Assignment. Below are lines of data; count those containing the word "description" and write nothing but the number.

Data section.
•••
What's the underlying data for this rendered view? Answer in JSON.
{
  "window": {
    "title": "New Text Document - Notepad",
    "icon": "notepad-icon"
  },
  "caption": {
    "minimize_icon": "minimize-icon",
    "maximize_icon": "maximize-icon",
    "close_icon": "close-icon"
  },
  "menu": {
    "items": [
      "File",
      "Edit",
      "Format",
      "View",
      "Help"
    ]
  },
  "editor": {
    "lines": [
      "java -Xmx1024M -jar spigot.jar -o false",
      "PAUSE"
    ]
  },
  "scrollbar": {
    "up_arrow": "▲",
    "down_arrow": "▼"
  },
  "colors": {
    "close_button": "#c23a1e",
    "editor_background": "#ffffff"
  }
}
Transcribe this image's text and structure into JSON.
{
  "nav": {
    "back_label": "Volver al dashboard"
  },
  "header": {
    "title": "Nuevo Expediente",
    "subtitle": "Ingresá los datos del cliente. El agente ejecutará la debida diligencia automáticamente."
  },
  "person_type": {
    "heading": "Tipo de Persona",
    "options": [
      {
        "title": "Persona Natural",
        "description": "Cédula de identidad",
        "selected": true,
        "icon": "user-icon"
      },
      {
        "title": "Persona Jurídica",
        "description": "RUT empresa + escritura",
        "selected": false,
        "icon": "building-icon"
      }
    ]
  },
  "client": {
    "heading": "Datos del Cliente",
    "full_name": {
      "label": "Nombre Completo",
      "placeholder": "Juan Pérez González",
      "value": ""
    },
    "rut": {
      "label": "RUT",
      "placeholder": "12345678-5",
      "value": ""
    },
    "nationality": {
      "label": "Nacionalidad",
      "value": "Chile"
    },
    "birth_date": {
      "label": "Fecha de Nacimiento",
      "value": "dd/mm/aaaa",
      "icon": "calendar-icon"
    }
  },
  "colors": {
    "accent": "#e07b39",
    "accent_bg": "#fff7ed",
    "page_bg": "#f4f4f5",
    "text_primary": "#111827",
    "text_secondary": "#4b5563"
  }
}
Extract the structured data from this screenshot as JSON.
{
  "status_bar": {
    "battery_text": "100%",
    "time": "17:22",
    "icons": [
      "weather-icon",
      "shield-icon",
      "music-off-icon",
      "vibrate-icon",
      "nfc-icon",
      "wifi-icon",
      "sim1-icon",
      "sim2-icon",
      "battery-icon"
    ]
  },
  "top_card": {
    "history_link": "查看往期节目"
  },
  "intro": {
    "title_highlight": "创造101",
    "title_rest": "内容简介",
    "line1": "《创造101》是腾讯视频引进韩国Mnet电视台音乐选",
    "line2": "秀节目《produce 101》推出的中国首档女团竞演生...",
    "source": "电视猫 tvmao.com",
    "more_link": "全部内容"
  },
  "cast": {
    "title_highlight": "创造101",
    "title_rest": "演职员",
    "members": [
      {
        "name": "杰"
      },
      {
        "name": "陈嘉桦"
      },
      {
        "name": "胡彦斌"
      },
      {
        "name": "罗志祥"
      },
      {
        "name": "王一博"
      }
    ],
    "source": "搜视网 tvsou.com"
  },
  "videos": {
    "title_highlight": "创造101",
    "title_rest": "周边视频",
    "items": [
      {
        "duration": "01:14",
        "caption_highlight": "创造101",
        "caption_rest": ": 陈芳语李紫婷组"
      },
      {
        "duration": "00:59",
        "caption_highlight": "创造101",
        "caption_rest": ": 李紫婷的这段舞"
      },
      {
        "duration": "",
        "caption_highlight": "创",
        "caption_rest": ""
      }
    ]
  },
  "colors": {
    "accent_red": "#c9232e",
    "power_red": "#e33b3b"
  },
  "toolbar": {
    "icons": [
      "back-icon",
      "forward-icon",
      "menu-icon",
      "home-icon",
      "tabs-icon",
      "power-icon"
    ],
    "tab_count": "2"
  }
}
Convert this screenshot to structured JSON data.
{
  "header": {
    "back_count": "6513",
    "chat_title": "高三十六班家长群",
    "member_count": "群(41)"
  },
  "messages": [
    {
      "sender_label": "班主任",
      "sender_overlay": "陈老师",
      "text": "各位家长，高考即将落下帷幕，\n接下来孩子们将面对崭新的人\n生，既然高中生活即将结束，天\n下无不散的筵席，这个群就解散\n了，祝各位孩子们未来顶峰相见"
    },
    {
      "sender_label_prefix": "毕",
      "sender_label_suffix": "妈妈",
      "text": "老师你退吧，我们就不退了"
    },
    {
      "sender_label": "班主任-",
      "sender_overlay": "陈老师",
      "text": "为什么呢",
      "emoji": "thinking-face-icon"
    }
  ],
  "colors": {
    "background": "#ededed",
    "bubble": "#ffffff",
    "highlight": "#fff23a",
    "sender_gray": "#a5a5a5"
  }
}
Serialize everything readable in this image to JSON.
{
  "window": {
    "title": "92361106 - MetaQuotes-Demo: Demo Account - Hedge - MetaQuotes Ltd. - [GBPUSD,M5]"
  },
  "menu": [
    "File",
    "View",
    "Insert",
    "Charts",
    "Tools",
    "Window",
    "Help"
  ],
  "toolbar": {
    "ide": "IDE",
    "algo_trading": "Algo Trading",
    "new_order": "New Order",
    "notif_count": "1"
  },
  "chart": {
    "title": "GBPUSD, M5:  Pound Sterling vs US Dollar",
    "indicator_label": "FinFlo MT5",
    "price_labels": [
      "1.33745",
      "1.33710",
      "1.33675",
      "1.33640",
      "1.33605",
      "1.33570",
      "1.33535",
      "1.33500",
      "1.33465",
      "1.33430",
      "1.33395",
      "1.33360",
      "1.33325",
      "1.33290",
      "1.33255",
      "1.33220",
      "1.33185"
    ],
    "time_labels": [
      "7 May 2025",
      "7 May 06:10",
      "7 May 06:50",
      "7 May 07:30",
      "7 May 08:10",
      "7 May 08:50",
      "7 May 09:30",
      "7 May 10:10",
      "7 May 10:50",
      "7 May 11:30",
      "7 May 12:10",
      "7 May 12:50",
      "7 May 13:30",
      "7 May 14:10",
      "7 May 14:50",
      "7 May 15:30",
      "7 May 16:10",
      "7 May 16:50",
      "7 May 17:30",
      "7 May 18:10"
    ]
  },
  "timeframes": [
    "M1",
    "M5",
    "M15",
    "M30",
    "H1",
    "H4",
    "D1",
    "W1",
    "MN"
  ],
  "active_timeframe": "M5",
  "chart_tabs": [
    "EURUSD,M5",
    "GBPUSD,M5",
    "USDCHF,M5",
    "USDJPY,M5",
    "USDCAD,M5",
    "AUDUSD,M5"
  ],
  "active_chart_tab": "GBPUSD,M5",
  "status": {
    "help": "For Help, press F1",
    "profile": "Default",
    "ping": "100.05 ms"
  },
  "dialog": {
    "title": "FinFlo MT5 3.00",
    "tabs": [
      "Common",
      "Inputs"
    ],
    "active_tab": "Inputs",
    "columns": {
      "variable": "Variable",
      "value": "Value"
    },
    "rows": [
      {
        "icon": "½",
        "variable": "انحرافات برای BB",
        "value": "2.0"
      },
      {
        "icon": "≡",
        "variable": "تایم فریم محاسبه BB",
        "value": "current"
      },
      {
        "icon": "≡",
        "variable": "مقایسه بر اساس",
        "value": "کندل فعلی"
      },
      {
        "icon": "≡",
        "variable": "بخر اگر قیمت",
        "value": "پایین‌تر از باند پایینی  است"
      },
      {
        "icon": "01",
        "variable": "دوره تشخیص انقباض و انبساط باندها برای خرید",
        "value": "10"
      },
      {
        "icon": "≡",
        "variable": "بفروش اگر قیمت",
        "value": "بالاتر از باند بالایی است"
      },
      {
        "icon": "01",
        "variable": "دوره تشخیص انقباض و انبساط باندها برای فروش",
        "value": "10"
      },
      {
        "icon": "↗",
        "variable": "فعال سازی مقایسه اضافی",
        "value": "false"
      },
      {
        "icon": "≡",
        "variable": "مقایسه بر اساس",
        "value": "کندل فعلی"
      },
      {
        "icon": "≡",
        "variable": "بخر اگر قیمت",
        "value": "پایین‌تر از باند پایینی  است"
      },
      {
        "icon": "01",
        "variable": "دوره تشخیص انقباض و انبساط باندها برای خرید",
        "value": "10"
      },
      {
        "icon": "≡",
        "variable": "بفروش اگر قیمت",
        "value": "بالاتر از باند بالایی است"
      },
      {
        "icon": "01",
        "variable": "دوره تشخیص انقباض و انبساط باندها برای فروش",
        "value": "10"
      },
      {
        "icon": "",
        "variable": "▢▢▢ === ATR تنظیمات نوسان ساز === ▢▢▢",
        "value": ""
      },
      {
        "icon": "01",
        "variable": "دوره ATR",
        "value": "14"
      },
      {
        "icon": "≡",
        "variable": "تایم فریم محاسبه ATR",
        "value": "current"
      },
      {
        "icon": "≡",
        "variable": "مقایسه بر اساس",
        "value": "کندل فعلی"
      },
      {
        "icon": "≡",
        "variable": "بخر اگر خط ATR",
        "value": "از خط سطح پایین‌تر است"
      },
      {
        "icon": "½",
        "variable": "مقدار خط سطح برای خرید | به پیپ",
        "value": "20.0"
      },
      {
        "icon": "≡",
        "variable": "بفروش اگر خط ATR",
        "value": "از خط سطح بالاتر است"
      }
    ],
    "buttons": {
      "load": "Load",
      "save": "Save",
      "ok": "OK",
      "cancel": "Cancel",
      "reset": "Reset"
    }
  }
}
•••
Response to the task. 2